The problem → Set down every record below exactly as it stands, leaving out the pictures.

Material for the task →

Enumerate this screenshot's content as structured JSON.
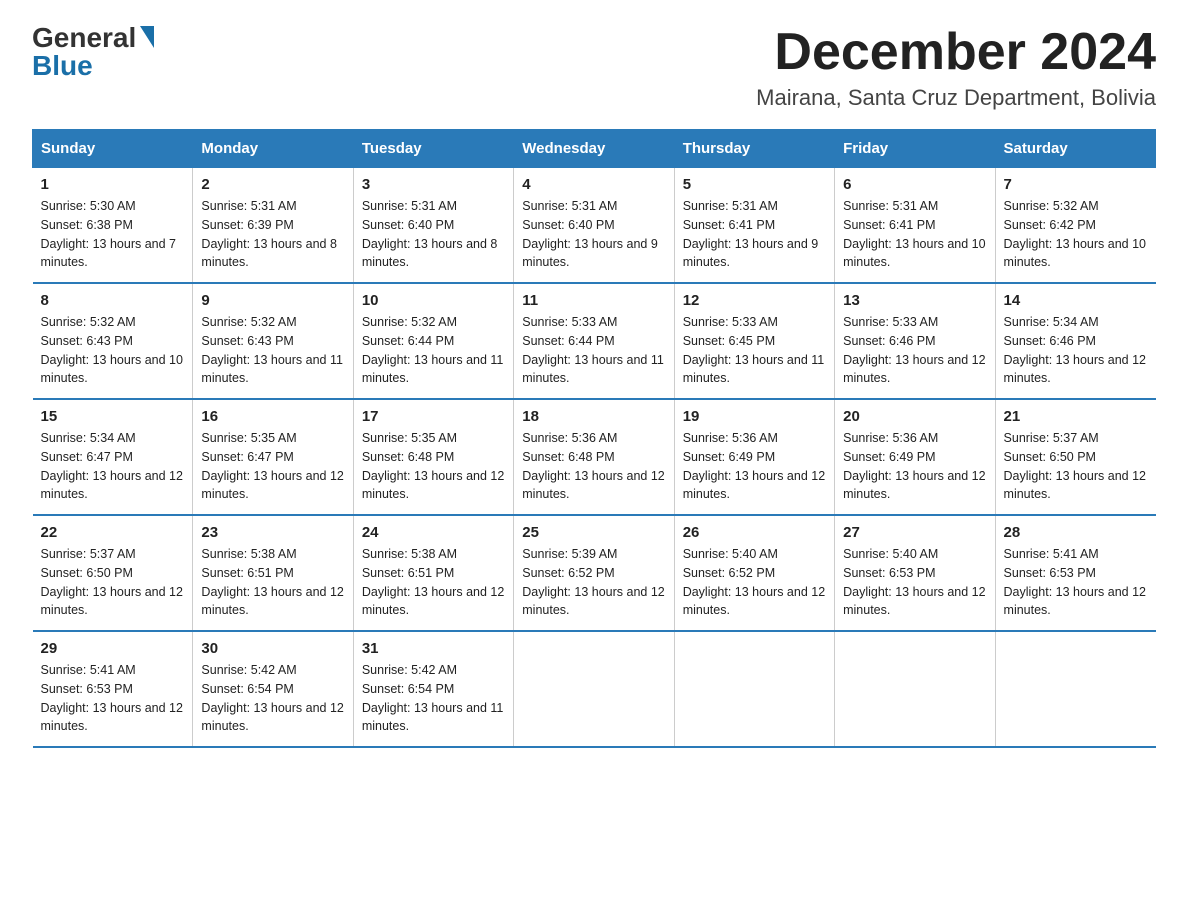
{
  "header": {
    "logo_general": "General",
    "logo_blue": "Blue",
    "month": "December 2024",
    "location": "Mairana, Santa Cruz Department, Bolivia"
  },
  "days_of_week": [
    "Sunday",
    "Monday",
    "Tuesday",
    "Wednesday",
    "Thursday",
    "Friday",
    "Saturday"
  ],
  "weeks": [
    [
      {
        "day": "1",
        "sunrise": "5:30 AM",
        "sunset": "6:38 PM",
        "daylight": "13 hours and 7 minutes."
      },
      {
        "day": "2",
        "sunrise": "5:31 AM",
        "sunset": "6:39 PM",
        "daylight": "13 hours and 8 minutes."
      },
      {
        "day": "3",
        "sunrise": "5:31 AM",
        "sunset": "6:40 PM",
        "daylight": "13 hours and 8 minutes."
      },
      {
        "day": "4",
        "sunrise": "5:31 AM",
        "sunset": "6:40 PM",
        "daylight": "13 hours and 9 minutes."
      },
      {
        "day": "5",
        "sunrise": "5:31 AM",
        "sunset": "6:41 PM",
        "daylight": "13 hours and 9 minutes."
      },
      {
        "day": "6",
        "sunrise": "5:31 AM",
        "sunset": "6:41 PM",
        "daylight": "13 hours and 10 minutes."
      },
      {
        "day": "7",
        "sunrise": "5:32 AM",
        "sunset": "6:42 PM",
        "daylight": "13 hours and 10 minutes."
      }
    ],
    [
      {
        "day": "8",
        "sunrise": "5:32 AM",
        "sunset": "6:43 PM",
        "daylight": "13 hours and 10 minutes."
      },
      {
        "day": "9",
        "sunrise": "5:32 AM",
        "sunset": "6:43 PM",
        "daylight": "13 hours and 11 minutes."
      },
      {
        "day": "10",
        "sunrise": "5:32 AM",
        "sunset": "6:44 PM",
        "daylight": "13 hours and 11 minutes."
      },
      {
        "day": "11",
        "sunrise": "5:33 AM",
        "sunset": "6:44 PM",
        "daylight": "13 hours and 11 minutes."
      },
      {
        "day": "12",
        "sunrise": "5:33 AM",
        "sunset": "6:45 PM",
        "daylight": "13 hours and 11 minutes."
      },
      {
        "day": "13",
        "sunrise": "5:33 AM",
        "sunset": "6:46 PM",
        "daylight": "13 hours and 12 minutes."
      },
      {
        "day": "14",
        "sunrise": "5:34 AM",
        "sunset": "6:46 PM",
        "daylight": "13 hours and 12 minutes."
      }
    ],
    [
      {
        "day": "15",
        "sunrise": "5:34 AM",
        "sunset": "6:47 PM",
        "daylight": "13 hours and 12 minutes."
      },
      {
        "day": "16",
        "sunrise": "5:35 AM",
        "sunset": "6:47 PM",
        "daylight": "13 hours and 12 minutes."
      },
      {
        "day": "17",
        "sunrise": "5:35 AM",
        "sunset": "6:48 PM",
        "daylight": "13 hours and 12 minutes."
      },
      {
        "day": "18",
        "sunrise": "5:36 AM",
        "sunset": "6:48 PM",
        "daylight": "13 hours and 12 minutes."
      },
      {
        "day": "19",
        "sunrise": "5:36 AM",
        "sunset": "6:49 PM",
        "daylight": "13 hours and 12 minutes."
      },
      {
        "day": "20",
        "sunrise": "5:36 AM",
        "sunset": "6:49 PM",
        "daylight": "13 hours and 12 minutes."
      },
      {
        "day": "21",
        "sunrise": "5:37 AM",
        "sunset": "6:50 PM",
        "daylight": "13 hours and 12 minutes."
      }
    ],
    [
      {
        "day": "22",
        "sunrise": "5:37 AM",
        "sunset": "6:50 PM",
        "daylight": "13 hours and 12 minutes."
      },
      {
        "day": "23",
        "sunrise": "5:38 AM",
        "sunset": "6:51 PM",
        "daylight": "13 hours and 12 minutes."
      },
      {
        "day": "24",
        "sunrise": "5:38 AM",
        "sunset": "6:51 PM",
        "daylight": "13 hours and 12 minutes."
      },
      {
        "day": "25",
        "sunrise": "5:39 AM",
        "sunset": "6:52 PM",
        "daylight": "13 hours and 12 minutes."
      },
      {
        "day": "26",
        "sunrise": "5:40 AM",
        "sunset": "6:52 PM",
        "daylight": "13 hours and 12 minutes."
      },
      {
        "day": "27",
        "sunrise": "5:40 AM",
        "sunset": "6:53 PM",
        "daylight": "13 hours and 12 minutes."
      },
      {
        "day": "28",
        "sunrise": "5:41 AM",
        "sunset": "6:53 PM",
        "daylight": "13 hours and 12 minutes."
      }
    ],
    [
      {
        "day": "29",
        "sunrise": "5:41 AM",
        "sunset": "6:53 PM",
        "daylight": "13 hours and 12 minutes."
      },
      {
        "day": "30",
        "sunrise": "5:42 AM",
        "sunset": "6:54 PM",
        "daylight": "13 hours and 12 minutes."
      },
      {
        "day": "31",
        "sunrise": "5:42 AM",
        "sunset": "6:54 PM",
        "daylight": "13 hours and 11 minutes."
      },
      null,
      null,
      null,
      null
    ]
  ]
}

Answer to this exercise →
Enumerate this screenshot's content as structured JSON.
{
  "header": {
    "logo_general": "General",
    "logo_blue": "Blue",
    "month": "December 2024",
    "location": "Mairana, Santa Cruz Department, Bolivia"
  },
  "days_of_week": [
    "Sunday",
    "Monday",
    "Tuesday",
    "Wednesday",
    "Thursday",
    "Friday",
    "Saturday"
  ],
  "weeks": [
    [
      {
        "day": "1",
        "sunrise": "5:30 AM",
        "sunset": "6:38 PM",
        "daylight": "13 hours and 7 minutes."
      },
      {
        "day": "2",
        "sunrise": "5:31 AM",
        "sunset": "6:39 PM",
        "daylight": "13 hours and 8 minutes."
      },
      {
        "day": "3",
        "sunrise": "5:31 AM",
        "sunset": "6:40 PM",
        "daylight": "13 hours and 8 minutes."
      },
      {
        "day": "4",
        "sunrise": "5:31 AM",
        "sunset": "6:40 PM",
        "daylight": "13 hours and 9 minutes."
      },
      {
        "day": "5",
        "sunrise": "5:31 AM",
        "sunset": "6:41 PM",
        "daylight": "13 hours and 9 minutes."
      },
      {
        "day": "6",
        "sunrise": "5:31 AM",
        "sunset": "6:41 PM",
        "daylight": "13 hours and 10 minutes."
      },
      {
        "day": "7",
        "sunrise": "5:32 AM",
        "sunset": "6:42 PM",
        "daylight": "13 hours and 10 minutes."
      }
    ],
    [
      {
        "day": "8",
        "sunrise": "5:32 AM",
        "sunset": "6:43 PM",
        "daylight": "13 hours and 10 minutes."
      },
      {
        "day": "9",
        "sunrise": "5:32 AM",
        "sunset": "6:43 PM",
        "daylight": "13 hours and 11 minutes."
      },
      {
        "day": "10",
        "sunrise": "5:32 AM",
        "sunset": "6:44 PM",
        "daylight": "13 hours and 11 minutes."
      },
      {
        "day": "11",
        "sunrise": "5:33 AM",
        "sunset": "6:44 PM",
        "daylight": "13 hours and 11 minutes."
      },
      {
        "day": "12",
        "sunrise": "5:33 AM",
        "sunset": "6:45 PM",
        "daylight": "13 hours and 11 minutes."
      },
      {
        "day": "13",
        "sunrise": "5:33 AM",
        "sunset": "6:46 PM",
        "daylight": "13 hours and 12 minutes."
      },
      {
        "day": "14",
        "sunrise": "5:34 AM",
        "sunset": "6:46 PM",
        "daylight": "13 hours and 12 minutes."
      }
    ],
    [
      {
        "day": "15",
        "sunrise": "5:34 AM",
        "sunset": "6:47 PM",
        "daylight": "13 hours and 12 minutes."
      },
      {
        "day": "16",
        "sunrise": "5:35 AM",
        "sunset": "6:47 PM",
        "daylight": "13 hours and 12 minutes."
      },
      {
        "day": "17",
        "sunrise": "5:35 AM",
        "sunset": "6:48 PM",
        "daylight": "13 hours and 12 minutes."
      },
      {
        "day": "18",
        "sunrise": "5:36 AM",
        "sunset": "6:48 PM",
        "daylight": "13 hours and 12 minutes."
      },
      {
        "day": "19",
        "sunrise": "5:36 AM",
        "sunset": "6:49 PM",
        "daylight": "13 hours and 12 minutes."
      },
      {
        "day": "20",
        "sunrise": "5:36 AM",
        "sunset": "6:49 PM",
        "daylight": "13 hours and 12 minutes."
      },
      {
        "day": "21",
        "sunrise": "5:37 AM",
        "sunset": "6:50 PM",
        "daylight": "13 hours and 12 minutes."
      }
    ],
    [
      {
        "day": "22",
        "sunrise": "5:37 AM",
        "sunset": "6:50 PM",
        "daylight": "13 hours and 12 minutes."
      },
      {
        "day": "23",
        "sunrise": "5:38 AM",
        "sunset": "6:51 PM",
        "daylight": "13 hours and 12 minutes."
      },
      {
        "day": "24",
        "sunrise": "5:38 AM",
        "sunset": "6:51 PM",
        "daylight": "13 hours and 12 minutes."
      },
      {
        "day": "25",
        "sunrise": "5:39 AM",
        "sunset": "6:52 PM",
        "daylight": "13 hours and 12 minutes."
      },
      {
        "day": "26",
        "sunrise": "5:40 AM",
        "sunset": "6:52 PM",
        "daylight": "13 hours and 12 minutes."
      },
      {
        "day": "27",
        "sunrise": "5:40 AM",
        "sunset": "6:53 PM",
        "daylight": "13 hours and 12 minutes."
      },
      {
        "day": "28",
        "sunrise": "5:41 AM",
        "sunset": "6:53 PM",
        "daylight": "13 hours and 12 minutes."
      }
    ],
    [
      {
        "day": "29",
        "sunrise": "5:41 AM",
        "sunset": "6:53 PM",
        "daylight": "13 hours and 12 minutes."
      },
      {
        "day": "30",
        "sunrise": "5:42 AM",
        "sunset": "6:54 PM",
        "daylight": "13 hours and 12 minutes."
      },
      {
        "day": "31",
        "sunrise": "5:42 AM",
        "sunset": "6:54 PM",
        "daylight": "13 hours and 11 minutes."
      },
      null,
      null,
      null,
      null
    ]
  ]
}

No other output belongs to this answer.